_WHAT THE TASK ASKS_. Among the records below, find the lines with the word "Stations" and copy them.

── RECORDS TO USE

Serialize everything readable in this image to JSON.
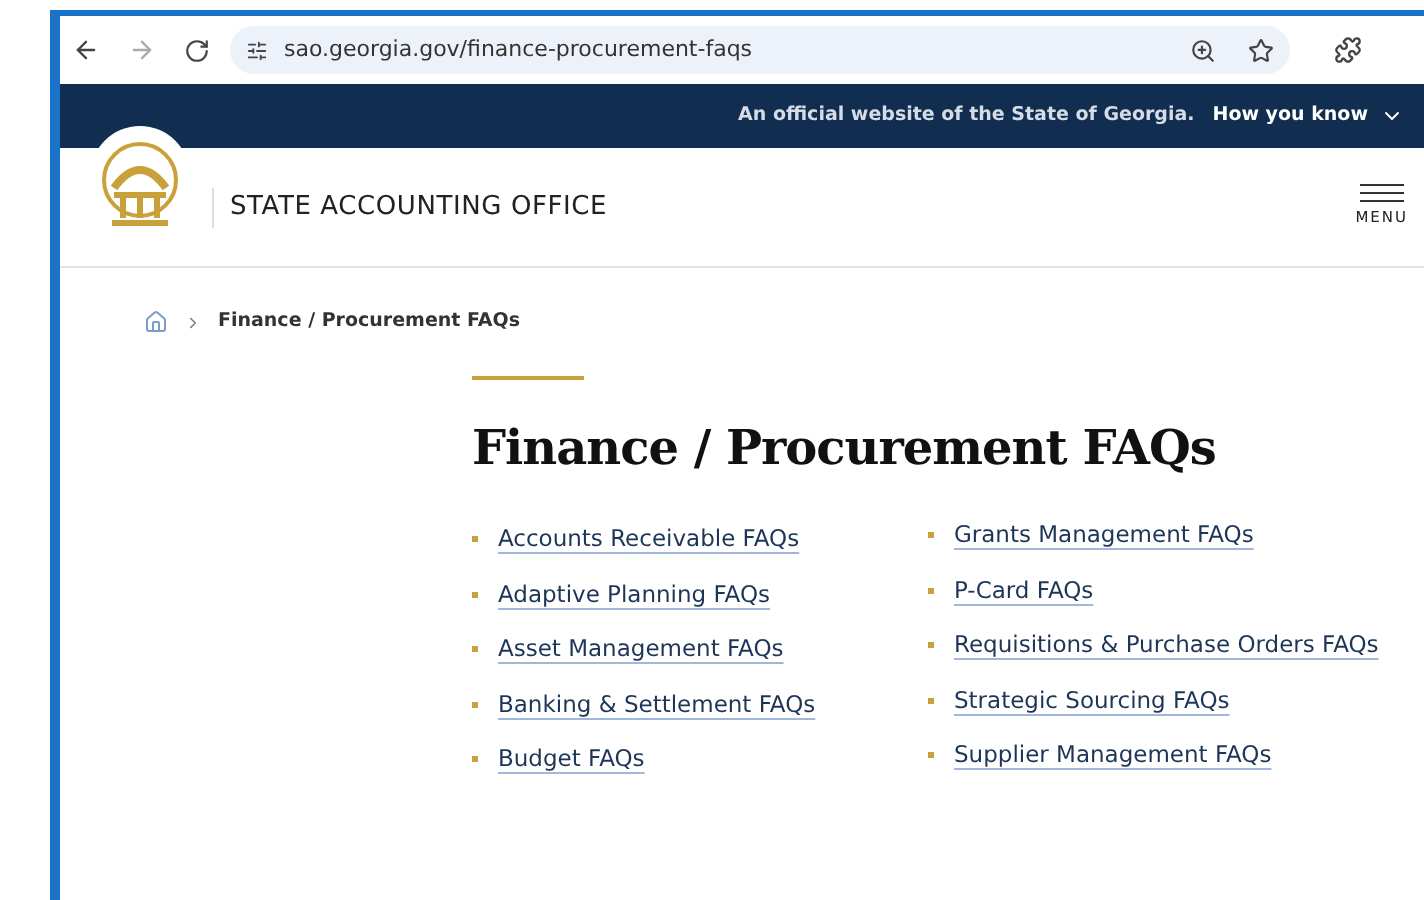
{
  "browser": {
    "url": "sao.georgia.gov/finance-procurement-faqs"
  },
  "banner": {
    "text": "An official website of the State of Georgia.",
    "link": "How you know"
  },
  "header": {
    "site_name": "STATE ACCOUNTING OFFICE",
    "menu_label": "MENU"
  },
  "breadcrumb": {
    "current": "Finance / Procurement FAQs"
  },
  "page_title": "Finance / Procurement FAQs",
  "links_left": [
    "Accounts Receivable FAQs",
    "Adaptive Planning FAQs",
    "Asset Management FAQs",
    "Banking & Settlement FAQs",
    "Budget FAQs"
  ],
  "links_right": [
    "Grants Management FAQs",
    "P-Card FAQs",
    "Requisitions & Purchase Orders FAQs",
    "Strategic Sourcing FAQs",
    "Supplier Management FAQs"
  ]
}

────
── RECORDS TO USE

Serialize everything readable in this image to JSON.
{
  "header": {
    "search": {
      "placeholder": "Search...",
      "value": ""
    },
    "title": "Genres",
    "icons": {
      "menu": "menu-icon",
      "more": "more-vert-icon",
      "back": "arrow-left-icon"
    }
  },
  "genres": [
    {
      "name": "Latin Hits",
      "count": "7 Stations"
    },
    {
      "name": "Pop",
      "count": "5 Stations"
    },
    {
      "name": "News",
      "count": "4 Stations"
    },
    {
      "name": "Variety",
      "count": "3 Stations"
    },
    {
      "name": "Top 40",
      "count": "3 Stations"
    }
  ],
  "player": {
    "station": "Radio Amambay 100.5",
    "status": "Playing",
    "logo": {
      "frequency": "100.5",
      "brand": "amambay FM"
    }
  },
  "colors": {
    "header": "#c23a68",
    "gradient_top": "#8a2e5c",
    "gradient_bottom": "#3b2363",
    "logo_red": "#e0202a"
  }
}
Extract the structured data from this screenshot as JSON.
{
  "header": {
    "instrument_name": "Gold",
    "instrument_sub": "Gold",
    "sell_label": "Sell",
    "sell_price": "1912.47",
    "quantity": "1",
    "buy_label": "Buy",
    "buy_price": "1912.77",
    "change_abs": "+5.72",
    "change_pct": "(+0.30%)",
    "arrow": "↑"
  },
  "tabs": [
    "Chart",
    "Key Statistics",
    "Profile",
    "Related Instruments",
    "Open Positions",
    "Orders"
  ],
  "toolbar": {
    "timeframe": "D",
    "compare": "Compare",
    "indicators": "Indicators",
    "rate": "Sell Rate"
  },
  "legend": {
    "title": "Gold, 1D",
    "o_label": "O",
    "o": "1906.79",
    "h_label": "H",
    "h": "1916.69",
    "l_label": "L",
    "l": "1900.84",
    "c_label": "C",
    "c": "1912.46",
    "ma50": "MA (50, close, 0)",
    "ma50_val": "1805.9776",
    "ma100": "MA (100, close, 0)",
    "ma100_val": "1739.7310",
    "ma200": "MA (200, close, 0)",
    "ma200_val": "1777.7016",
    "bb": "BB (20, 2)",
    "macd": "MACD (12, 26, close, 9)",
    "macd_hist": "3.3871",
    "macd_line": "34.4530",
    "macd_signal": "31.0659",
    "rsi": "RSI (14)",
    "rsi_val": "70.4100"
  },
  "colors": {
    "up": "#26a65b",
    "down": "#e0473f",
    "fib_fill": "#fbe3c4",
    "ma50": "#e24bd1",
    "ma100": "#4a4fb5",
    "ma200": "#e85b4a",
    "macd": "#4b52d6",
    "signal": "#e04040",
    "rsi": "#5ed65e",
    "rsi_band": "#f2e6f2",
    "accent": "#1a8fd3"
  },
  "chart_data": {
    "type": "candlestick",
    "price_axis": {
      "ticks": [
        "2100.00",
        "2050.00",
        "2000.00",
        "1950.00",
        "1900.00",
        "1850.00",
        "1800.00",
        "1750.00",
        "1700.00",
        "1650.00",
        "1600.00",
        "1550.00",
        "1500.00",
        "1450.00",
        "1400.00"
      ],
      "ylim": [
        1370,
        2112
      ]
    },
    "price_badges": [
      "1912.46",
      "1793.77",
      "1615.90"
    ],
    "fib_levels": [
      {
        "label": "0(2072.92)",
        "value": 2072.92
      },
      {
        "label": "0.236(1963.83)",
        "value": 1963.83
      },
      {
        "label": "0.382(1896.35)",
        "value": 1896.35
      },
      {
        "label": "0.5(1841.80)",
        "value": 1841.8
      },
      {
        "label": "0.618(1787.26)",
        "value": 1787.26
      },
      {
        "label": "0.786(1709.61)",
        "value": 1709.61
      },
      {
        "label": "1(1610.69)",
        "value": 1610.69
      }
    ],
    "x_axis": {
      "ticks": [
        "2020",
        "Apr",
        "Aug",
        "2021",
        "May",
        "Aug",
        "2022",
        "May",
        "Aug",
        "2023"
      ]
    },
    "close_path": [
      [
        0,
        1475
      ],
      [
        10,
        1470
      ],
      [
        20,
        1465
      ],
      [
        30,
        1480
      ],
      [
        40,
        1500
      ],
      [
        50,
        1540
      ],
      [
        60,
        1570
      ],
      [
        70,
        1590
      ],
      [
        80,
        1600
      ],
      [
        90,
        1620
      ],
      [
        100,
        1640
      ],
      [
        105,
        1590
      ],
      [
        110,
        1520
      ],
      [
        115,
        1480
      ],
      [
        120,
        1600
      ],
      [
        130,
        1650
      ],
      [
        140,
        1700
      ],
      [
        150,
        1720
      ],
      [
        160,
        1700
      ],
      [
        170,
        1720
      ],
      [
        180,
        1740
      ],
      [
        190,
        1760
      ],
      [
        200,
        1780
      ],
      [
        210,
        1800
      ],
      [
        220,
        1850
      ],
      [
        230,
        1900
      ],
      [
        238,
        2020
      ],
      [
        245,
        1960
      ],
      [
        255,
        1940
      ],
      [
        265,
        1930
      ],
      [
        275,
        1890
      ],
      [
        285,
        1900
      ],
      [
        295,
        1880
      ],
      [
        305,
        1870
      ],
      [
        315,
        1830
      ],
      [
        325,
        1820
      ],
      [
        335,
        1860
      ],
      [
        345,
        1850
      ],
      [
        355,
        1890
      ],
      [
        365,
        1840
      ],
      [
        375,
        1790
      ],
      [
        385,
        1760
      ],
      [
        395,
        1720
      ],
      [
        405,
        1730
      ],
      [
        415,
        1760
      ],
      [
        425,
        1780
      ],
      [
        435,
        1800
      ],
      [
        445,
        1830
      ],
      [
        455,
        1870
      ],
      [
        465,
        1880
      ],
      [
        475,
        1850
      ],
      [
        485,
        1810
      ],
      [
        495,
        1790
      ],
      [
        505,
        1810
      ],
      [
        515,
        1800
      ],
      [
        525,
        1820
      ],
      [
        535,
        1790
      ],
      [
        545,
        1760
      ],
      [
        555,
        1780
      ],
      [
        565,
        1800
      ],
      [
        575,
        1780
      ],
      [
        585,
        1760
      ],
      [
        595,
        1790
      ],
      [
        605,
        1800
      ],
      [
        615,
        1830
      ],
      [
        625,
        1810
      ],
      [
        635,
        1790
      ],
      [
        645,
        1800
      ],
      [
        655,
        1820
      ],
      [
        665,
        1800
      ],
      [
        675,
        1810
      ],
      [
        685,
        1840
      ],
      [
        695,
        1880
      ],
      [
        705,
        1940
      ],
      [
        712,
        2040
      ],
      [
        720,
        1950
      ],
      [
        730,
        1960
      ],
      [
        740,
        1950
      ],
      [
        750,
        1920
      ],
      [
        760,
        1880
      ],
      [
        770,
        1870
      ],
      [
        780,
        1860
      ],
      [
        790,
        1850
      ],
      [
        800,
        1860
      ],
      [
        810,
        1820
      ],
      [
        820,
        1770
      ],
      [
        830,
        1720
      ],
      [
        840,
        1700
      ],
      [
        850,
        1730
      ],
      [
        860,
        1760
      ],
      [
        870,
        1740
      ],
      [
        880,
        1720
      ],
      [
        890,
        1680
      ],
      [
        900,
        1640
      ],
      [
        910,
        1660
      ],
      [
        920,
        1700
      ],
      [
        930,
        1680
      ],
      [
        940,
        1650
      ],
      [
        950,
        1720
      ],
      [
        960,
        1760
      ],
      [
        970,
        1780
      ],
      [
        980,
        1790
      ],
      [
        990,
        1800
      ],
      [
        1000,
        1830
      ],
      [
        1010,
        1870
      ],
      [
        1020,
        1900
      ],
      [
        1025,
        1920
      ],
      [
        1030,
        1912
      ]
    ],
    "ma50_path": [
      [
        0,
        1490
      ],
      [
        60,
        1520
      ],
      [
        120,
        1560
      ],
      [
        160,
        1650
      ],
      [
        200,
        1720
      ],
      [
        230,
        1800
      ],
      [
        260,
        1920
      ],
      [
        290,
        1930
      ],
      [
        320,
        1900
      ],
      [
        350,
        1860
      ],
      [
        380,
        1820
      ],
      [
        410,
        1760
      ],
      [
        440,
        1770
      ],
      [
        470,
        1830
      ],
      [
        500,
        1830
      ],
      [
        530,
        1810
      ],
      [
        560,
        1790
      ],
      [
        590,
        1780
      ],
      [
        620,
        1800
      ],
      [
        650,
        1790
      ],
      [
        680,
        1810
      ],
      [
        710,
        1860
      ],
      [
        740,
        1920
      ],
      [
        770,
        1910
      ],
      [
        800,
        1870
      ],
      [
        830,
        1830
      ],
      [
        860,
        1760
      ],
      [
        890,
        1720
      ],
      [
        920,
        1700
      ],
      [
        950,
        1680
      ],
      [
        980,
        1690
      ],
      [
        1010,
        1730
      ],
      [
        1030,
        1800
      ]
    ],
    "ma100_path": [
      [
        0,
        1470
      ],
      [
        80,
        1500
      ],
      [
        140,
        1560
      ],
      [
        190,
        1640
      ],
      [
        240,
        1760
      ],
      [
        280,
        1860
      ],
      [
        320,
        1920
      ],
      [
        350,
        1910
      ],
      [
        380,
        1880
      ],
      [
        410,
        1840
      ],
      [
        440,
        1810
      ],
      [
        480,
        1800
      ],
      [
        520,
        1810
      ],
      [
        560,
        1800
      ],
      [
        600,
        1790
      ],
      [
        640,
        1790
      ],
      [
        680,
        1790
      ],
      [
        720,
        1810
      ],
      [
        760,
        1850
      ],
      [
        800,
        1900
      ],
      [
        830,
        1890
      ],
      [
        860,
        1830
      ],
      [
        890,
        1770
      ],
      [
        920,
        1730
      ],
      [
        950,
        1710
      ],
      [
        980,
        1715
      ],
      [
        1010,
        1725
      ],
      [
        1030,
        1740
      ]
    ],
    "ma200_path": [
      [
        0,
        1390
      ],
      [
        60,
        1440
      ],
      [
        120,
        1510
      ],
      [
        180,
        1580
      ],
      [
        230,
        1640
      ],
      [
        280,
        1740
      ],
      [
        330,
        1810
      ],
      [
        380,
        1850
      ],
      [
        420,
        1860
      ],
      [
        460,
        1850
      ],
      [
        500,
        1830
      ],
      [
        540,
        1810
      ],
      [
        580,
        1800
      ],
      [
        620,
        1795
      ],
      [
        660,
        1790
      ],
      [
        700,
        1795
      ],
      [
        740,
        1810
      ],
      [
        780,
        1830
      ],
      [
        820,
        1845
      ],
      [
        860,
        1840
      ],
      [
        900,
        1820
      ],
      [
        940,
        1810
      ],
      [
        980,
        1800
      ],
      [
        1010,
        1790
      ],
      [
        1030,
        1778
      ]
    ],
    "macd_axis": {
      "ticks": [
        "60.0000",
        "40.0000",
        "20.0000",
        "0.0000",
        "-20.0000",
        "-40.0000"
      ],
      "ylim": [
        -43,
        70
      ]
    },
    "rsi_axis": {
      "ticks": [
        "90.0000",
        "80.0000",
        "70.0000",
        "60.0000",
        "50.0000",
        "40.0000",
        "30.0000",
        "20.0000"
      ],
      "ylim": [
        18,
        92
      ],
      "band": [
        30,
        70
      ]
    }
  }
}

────

_OUTPUT_.
      "count": "7 Stations"
      "count": "5 Stations"
      "count": "4 Stations"
      "count": "3 Stations"
      "count": "3 Stations"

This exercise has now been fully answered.